Aside from the locals, if you have a smart phone make sure you search for local travel apps that tell you the best places in your surroundings to eat at. Many of these come with pricing guides, so you can look for the spots with the lower number of dollar signs and head straight for them.

No kitchen and not enough money to eat out? If you’re in a hot country then take advantage of any green space around you and make yourself a picnic! You might be in the busiest of concrete jungles, but after all’s said and done, New York City still has Central Park, doesn’t it? Head to your local market to stock up on tasty treats and go lounge in the sun.





Forking out for activities and excursions is something that will inevitably cost you money. It’s one of those love/hate relationships travelers have – you don’t want to miss out on these things if you’re just a visitor and may never see them again, but sometimes entrance fees can be a huge expense, and pain in the butt.

Always go to the website for whatever activity you’re looking at doing and see if they have any set days when visiting is free. For example, the Louvre in Paris is free on the first Sunday of every month. Whilst you might not have planned to be there then, with a little bit of organization ahead of time you could figure out your travel to makes sure these things don’t cost you a penny.  Other websites might also offer discounts.  90% of the time you can find an offer online that will be cheaper than buying at the door.

The more popular tourist spots are of course more popular for a reason, but sometimes finding cheaper alternatives can lead to a more authentic experience and almost undoubtedly a cheaper one. The biggest art galleries in a city sometimes display the best pieces, but often you’ll find some fantastic exhibitions in smaller galleries which will cost you nothing. Do your research, and you could see a hidden side to the city without being surrounded by tourists.




The biggest point to remember here is that there are going to be occasions when you have to spend more money.

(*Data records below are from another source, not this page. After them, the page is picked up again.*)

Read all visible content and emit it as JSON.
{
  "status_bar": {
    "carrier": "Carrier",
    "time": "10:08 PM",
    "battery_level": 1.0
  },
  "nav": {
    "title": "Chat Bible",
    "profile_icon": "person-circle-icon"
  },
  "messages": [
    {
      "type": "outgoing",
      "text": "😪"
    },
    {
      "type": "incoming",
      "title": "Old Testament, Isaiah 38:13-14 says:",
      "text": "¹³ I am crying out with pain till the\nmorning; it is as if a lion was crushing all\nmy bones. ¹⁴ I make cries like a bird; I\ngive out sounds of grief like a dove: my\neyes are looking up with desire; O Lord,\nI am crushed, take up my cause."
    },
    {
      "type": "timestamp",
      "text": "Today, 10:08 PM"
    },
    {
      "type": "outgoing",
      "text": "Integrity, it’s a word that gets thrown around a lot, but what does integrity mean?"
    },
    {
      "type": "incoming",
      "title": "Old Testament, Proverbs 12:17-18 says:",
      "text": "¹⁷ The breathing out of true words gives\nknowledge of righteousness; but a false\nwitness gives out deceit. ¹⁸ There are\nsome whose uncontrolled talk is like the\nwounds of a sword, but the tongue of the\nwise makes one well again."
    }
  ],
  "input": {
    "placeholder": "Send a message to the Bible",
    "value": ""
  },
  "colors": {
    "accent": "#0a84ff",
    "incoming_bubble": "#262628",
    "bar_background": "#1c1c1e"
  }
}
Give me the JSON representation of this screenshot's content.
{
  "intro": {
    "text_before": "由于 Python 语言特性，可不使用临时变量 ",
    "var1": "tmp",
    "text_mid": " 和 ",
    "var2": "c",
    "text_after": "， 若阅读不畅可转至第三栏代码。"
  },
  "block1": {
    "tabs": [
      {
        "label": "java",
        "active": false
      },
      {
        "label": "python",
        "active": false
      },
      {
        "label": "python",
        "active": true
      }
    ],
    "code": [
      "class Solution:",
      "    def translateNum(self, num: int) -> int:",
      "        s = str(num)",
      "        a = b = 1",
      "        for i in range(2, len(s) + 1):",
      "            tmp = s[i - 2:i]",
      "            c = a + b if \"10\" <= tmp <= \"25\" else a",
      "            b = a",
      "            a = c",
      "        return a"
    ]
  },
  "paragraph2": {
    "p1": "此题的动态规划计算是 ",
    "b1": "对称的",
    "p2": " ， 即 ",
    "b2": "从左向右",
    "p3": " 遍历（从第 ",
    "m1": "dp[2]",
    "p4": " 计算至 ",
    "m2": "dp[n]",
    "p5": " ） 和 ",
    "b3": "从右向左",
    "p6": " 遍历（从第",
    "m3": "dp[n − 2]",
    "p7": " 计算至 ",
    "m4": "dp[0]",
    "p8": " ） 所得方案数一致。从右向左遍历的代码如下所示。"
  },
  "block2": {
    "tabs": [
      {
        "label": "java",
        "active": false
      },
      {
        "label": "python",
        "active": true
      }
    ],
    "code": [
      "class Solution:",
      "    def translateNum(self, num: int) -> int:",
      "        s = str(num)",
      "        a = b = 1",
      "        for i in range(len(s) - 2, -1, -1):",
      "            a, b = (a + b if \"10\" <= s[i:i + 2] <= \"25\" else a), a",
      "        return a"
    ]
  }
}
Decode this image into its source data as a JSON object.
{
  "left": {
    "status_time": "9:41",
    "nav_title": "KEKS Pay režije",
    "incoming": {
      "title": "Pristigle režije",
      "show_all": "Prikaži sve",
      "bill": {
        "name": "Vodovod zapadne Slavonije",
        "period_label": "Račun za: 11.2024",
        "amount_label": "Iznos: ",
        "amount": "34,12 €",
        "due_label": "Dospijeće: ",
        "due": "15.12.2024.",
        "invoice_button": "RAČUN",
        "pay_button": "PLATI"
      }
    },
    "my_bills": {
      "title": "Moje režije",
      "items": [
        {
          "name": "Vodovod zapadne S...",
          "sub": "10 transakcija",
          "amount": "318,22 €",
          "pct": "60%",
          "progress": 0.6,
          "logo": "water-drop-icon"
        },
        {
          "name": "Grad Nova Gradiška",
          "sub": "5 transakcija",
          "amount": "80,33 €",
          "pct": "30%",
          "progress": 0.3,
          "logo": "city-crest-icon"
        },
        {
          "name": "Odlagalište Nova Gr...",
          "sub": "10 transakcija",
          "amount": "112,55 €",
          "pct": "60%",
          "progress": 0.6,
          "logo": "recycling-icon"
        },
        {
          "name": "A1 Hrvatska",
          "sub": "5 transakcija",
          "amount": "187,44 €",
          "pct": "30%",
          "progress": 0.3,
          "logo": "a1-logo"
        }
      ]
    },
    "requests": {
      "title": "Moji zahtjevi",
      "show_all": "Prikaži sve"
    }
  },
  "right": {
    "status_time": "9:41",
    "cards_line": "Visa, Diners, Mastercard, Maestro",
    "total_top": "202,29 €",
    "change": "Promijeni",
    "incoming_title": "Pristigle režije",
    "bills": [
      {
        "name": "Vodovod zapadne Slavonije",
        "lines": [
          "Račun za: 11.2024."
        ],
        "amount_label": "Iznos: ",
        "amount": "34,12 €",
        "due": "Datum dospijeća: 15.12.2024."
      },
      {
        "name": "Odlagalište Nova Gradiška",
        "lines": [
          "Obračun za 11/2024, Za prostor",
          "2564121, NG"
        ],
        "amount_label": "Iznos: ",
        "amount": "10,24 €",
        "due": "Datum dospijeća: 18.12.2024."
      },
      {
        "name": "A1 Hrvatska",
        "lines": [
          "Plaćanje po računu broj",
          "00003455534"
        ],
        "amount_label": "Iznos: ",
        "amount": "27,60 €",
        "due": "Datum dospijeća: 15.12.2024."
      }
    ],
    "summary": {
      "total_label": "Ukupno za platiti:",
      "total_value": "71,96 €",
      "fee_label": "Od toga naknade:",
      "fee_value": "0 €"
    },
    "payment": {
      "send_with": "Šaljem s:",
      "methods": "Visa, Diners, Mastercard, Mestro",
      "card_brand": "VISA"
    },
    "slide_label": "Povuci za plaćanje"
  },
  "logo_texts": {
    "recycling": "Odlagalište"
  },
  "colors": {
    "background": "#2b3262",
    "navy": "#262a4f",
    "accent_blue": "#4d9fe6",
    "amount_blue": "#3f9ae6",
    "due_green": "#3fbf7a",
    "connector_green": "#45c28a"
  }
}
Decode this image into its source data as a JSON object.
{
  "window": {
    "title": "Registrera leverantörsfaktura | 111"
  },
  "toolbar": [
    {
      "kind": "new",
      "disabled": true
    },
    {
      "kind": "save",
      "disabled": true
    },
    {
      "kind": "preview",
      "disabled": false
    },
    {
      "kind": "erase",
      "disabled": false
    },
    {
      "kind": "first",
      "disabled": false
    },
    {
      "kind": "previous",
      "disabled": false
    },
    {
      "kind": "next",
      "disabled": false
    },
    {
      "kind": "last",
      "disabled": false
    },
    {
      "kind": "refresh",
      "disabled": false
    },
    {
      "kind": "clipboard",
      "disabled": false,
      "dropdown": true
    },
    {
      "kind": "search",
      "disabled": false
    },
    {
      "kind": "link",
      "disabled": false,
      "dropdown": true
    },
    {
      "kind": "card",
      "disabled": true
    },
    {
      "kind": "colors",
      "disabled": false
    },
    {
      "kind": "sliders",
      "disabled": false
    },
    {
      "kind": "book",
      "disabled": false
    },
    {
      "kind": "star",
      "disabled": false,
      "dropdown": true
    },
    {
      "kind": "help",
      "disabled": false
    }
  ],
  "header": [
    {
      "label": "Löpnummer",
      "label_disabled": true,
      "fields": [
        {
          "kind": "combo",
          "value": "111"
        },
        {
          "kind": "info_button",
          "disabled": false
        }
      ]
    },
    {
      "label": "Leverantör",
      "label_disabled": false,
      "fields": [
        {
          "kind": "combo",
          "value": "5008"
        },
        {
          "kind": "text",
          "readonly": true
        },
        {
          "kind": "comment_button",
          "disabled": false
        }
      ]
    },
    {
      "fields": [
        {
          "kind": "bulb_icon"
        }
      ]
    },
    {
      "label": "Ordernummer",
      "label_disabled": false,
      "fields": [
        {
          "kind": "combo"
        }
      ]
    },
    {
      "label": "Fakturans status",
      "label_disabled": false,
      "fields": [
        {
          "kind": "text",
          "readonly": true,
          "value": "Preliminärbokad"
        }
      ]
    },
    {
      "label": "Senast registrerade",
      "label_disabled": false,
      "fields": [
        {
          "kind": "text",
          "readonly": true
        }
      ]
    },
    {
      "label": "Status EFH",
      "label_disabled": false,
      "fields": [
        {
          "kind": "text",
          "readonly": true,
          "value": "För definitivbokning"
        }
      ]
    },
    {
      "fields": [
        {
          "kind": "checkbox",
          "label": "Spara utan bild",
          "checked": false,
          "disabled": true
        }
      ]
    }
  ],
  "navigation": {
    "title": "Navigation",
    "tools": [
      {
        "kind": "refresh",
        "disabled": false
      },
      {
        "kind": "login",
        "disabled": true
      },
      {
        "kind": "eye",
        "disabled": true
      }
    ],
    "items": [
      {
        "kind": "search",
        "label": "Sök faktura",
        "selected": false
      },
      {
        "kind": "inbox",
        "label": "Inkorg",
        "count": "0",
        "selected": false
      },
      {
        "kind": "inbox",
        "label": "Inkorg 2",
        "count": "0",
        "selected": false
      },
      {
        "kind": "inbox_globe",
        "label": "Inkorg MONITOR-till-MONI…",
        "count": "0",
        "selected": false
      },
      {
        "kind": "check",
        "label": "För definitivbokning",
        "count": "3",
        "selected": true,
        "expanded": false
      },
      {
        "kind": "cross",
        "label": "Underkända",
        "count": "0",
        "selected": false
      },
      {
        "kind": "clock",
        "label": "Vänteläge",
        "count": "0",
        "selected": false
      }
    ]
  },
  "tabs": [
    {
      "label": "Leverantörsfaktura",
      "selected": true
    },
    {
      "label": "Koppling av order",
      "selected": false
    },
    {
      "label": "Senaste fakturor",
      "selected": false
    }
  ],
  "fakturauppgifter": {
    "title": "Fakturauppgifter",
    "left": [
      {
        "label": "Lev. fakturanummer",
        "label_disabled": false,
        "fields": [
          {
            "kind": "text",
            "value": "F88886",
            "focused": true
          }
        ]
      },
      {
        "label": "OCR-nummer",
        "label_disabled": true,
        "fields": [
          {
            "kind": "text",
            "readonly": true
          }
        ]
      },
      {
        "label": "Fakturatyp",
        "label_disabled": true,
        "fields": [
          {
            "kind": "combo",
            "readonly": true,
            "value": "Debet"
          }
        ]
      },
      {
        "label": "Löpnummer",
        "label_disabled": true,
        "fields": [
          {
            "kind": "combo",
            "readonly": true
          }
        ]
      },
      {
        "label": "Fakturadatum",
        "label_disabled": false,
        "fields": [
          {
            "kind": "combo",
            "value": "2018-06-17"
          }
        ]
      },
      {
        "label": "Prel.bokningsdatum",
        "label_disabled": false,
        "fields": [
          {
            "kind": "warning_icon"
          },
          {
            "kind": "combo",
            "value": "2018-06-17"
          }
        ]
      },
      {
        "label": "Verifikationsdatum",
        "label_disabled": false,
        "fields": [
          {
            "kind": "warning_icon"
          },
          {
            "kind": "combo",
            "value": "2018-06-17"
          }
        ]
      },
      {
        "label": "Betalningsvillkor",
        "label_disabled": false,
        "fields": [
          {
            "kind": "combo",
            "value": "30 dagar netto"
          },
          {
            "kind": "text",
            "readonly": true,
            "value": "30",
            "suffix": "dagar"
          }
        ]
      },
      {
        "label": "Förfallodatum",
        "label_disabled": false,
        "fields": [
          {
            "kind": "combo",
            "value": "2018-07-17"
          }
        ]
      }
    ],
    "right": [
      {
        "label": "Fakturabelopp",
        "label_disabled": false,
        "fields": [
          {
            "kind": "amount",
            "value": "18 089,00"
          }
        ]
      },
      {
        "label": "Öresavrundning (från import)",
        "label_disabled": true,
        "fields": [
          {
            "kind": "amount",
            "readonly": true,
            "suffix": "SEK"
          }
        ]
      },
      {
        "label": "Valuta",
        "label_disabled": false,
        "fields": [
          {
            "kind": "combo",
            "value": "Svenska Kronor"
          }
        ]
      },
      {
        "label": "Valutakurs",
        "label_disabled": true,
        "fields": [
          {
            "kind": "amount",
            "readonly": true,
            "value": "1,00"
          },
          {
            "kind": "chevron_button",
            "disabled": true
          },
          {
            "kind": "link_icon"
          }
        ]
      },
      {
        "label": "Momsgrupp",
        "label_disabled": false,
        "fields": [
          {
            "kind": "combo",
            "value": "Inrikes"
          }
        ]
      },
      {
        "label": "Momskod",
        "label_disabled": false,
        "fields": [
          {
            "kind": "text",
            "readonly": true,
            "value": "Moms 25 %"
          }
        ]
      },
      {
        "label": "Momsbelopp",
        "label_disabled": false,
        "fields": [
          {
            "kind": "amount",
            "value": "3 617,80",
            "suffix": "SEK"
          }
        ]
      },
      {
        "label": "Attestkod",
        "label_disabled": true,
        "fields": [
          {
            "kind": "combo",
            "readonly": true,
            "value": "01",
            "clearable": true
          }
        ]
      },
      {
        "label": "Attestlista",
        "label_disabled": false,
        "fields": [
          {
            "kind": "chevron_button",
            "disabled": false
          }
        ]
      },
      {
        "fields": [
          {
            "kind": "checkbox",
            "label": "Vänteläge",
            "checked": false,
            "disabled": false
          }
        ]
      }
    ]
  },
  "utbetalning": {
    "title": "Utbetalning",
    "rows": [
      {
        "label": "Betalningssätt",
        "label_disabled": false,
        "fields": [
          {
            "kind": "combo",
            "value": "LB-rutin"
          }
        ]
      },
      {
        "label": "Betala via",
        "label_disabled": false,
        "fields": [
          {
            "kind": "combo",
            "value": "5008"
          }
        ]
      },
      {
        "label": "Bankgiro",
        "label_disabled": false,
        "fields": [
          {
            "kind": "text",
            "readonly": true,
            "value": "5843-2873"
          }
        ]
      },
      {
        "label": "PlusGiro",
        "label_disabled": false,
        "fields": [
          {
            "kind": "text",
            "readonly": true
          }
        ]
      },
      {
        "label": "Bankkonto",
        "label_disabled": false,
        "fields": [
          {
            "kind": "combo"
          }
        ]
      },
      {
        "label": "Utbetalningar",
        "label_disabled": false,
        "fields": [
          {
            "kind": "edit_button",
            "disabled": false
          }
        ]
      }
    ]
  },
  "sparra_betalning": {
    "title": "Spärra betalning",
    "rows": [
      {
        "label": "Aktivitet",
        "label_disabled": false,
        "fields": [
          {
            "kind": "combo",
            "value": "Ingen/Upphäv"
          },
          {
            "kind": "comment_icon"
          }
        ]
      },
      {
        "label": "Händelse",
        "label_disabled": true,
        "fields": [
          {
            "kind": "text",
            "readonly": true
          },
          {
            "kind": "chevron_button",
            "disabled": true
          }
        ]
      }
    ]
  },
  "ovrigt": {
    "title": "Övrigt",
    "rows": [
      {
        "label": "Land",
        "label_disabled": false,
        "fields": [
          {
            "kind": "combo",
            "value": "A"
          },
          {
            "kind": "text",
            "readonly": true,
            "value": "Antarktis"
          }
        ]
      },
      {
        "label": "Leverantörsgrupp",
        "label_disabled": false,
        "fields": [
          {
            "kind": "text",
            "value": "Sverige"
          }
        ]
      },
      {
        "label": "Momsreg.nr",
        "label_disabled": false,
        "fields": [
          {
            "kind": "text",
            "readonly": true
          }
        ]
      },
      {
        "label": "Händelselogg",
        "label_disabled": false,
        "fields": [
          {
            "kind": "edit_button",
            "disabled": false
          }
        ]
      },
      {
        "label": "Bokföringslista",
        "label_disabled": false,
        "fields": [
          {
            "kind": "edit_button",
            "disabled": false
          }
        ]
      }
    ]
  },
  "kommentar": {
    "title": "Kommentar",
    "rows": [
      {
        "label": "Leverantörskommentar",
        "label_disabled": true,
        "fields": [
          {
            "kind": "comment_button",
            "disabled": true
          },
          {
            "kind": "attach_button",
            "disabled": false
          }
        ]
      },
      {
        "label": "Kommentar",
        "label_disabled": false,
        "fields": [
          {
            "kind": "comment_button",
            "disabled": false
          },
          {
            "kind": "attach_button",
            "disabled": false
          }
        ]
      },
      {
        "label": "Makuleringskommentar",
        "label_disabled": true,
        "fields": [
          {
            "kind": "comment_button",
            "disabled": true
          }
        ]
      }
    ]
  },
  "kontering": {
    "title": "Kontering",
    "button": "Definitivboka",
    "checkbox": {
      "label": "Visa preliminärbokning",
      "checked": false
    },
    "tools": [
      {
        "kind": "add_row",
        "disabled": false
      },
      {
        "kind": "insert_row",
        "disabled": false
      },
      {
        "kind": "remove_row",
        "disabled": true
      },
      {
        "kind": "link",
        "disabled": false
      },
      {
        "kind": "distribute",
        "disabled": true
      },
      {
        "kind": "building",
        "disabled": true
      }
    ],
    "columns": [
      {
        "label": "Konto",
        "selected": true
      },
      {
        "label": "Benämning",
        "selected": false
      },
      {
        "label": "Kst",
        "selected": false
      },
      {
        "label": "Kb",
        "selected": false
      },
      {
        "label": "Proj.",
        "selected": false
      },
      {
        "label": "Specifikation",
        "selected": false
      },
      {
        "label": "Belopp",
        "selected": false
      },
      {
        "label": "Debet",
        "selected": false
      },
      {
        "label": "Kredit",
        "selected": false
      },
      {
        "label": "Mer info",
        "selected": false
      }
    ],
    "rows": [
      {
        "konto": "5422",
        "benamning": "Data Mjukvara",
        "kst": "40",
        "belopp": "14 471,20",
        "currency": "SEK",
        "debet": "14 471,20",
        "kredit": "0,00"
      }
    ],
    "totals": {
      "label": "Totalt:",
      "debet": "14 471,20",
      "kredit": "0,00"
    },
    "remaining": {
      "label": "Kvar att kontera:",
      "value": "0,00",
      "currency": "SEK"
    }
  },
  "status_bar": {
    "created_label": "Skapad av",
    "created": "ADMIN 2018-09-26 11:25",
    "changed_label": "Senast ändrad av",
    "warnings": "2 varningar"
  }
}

The trick with these though is to figure it out ahead of time and balance out your budget elsewhere to make up for it. If you’re going to be shelling out a fortune visiting Paris for example (which really can be very expensive), then make sure the rest of your week or fortnight is a cheaper one with free accommodation or cheap food from markets in order for your money to even out down the line.

Most of all – enjoy it. Don’t let money be the thing you’re constantly stressing about because you should be focused on having the time of your life and not constantly checking your bank balance. To really do it does take a certain amount of organization, but as long as you have that then you’ll be trekking the globe for a very long time.